No, we cannot.
Sachs poses it as purely economical problem, while in fact the most poverty stricken regions are either at war with neighboring countries, having a civil war or both (and it's actually hard to tell, as country borders don't coincide with ethnic regions).
The poorest region of the world is Congo and it's neighbors including Uganda, Rwanda. That region is at constant turmoil, with numerous belligerents ranging from ethnic, religious or plain crazy (eg. Joseph Kony's Lord's Resistance Army).
Just in that region you have:
- FDLR (Democratic Forces for the Liberation of Rwanda)
- CNDP (National Congress for the Defence of the People)
- LRA (Lord's Resistance Army)
- AFDL (Alliance of Democratic Forces for the Liberation of Congo)
... and the list goes on and on. This is just one small part of central Africa.
Another extremely poor region is Somalia. Currently the most violent region in the world. It's at constant civil war since 1991, with numerous belligerents. Currently coalition of these loyal to government fighting against coalition of Islamist insurgents.
UN tried to intervene there in 1992, which led to US military fiasco known as Battle of Mogadishu in 1993 (later depicted in a movie). Whole UN intervention proved to be a fiasco and was terminated in 1995. The cost on US side was estimated to be $7bn ($11.2bn inflation adjusted), and has allegedl saved lives of 10,000 Somalis. Which gives cost of $700,000 ($1,120,000 inflation adjusted) per Somali allegedly saved (source).
Afghanistan is another of the poorest regions in the world. The cost of US intervention in Afghanistan alone already exceeds $550bn.
Overall, to solve problem of poverty in Africa, you'd need military peacekeeping action on unprecedented scale. As previous attempts in Somalia show, it's neither cheap nor easy. As runaway costs of Iraq and Afghanistan wars show, the military costs can easily reach trillions of dollars. And that's not even starting to count the humanitarian help, the restoration of infrastructure, education etc.
And besides all that, the author of the article mentioned as source of the claim, suggest getting the money from... reduced military spending.
Update, to answer Oddthinking's question from comments. Sachs proposal (source) is as follows:
- Agricultural imports like fertilizers will greatly improve crop yields in many poor countries and improved crops are the first step
out of poverty.
- Investments in basic health such as anti-malarial nets and effective anti-malarial medication for areas with mosquito problems.

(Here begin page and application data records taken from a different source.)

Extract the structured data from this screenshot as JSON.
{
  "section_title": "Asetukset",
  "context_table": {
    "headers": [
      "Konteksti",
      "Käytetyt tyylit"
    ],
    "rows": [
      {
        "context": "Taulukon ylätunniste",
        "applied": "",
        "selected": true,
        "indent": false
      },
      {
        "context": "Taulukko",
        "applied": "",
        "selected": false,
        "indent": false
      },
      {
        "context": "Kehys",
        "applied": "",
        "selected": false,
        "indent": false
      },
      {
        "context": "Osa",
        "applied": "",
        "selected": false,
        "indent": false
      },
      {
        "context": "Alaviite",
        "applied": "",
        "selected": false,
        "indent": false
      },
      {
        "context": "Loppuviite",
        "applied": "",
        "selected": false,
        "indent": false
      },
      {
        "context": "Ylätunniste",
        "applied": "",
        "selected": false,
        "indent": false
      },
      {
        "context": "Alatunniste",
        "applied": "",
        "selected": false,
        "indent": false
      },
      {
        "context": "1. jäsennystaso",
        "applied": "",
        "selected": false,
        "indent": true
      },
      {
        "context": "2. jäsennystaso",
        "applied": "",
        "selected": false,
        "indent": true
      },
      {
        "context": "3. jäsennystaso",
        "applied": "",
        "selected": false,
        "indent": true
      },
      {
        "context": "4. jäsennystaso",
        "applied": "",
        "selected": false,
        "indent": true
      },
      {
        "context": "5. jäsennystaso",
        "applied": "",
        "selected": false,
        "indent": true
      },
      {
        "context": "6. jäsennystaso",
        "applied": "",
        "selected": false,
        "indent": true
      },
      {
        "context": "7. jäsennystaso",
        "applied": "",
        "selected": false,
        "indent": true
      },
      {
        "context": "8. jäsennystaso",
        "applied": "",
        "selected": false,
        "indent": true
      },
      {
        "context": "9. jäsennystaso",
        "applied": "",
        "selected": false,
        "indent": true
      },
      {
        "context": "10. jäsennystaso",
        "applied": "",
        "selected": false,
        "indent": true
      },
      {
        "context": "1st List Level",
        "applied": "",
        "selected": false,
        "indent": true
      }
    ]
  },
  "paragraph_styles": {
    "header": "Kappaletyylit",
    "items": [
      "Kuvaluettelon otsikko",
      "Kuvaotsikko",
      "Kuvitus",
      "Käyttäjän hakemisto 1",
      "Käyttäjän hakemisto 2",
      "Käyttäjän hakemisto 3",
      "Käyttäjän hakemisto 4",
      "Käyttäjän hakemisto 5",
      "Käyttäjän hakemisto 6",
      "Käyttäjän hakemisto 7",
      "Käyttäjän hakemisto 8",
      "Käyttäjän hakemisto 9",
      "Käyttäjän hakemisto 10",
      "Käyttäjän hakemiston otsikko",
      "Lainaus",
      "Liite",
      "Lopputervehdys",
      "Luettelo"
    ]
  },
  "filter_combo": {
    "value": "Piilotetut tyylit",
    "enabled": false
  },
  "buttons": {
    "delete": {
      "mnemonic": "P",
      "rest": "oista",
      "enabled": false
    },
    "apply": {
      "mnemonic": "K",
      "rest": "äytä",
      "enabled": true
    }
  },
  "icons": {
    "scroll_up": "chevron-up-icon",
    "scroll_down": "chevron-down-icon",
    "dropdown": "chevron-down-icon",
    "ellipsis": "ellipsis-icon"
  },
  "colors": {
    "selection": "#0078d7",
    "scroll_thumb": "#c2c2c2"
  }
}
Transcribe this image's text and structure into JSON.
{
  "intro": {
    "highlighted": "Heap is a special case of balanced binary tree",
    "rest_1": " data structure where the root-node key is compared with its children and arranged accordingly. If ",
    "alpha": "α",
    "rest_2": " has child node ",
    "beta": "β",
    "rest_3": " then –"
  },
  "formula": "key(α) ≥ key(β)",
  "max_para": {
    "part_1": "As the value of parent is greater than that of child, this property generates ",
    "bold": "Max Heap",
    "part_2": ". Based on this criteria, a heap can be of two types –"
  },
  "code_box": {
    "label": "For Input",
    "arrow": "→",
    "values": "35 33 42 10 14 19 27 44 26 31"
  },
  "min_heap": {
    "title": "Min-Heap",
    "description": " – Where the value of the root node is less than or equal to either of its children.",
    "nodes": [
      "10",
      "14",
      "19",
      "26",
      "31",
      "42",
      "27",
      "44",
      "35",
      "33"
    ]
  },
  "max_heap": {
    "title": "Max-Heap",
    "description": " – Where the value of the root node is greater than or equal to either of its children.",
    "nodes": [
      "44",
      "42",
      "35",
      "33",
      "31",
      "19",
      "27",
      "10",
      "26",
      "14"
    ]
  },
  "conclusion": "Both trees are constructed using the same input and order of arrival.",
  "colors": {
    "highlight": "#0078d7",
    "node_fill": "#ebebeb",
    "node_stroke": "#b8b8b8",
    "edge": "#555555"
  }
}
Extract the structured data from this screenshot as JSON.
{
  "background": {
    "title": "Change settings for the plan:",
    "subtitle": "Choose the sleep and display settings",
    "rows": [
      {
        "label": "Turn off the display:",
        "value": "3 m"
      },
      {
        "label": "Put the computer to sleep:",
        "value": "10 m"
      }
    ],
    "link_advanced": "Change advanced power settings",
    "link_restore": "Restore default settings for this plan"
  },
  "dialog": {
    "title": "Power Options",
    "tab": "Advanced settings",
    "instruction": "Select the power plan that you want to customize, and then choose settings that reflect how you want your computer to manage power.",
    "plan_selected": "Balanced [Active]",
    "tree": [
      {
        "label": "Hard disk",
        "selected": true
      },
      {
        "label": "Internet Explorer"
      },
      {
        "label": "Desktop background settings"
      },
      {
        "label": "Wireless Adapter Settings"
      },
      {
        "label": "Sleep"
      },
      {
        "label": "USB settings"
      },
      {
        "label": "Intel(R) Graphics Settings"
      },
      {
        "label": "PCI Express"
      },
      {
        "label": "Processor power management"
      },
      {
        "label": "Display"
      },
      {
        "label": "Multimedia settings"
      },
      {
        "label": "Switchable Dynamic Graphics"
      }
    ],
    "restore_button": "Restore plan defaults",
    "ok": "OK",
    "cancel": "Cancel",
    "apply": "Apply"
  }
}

- Treatments for AIDs/HIV and its attendant opportunistic infections.
- Anti-retroviral medications for late-stage AIDs.
- Skilled birth attendants and sexual and reproductive health services.
- Investments in education including food for school-aged children.
- Electricity could be made available via power lines or an off-grid diesel generator and could power lights and perhaps a computer for
schools, pumps for safe well water, milling grain and other food
processing, refrigeration and cooking.
- Safe drinking water and sanitation facilities must be made available to everyone and having water sources near villages would save hours
of carting water daily.
In other words, he does not address the issue of war and violence at all.
Nor is it included as the condition preventing a country from economical advance:
Countries that move backwards can normally be characterized by some
or all of the following conditions:
- They lack savings and, therefore, the flexibility to adapt to changing the market.
- There is a lack of trade with other countries to bring in hard currency. Usually, trade is reduced or blocked by unreliable trade
routes, monetary chaos, price controls or other forms of government
intervention that impede specialization and trade.
- Technological reversal occurs because imperative techniques fail to be passed on from one generation to another.
- Natural resource declines, such as a reduction in arable land or lowered production of other sorts of resources.
- There is a change to a different solution for the problem the country’s natural resource had previously solved.
- Adverse productivity shock for unanticipated reasons such as floods, droughts, heat waves and diseases can wipe out income.
- Population growth causes the amount of resources to be divided among more and more people.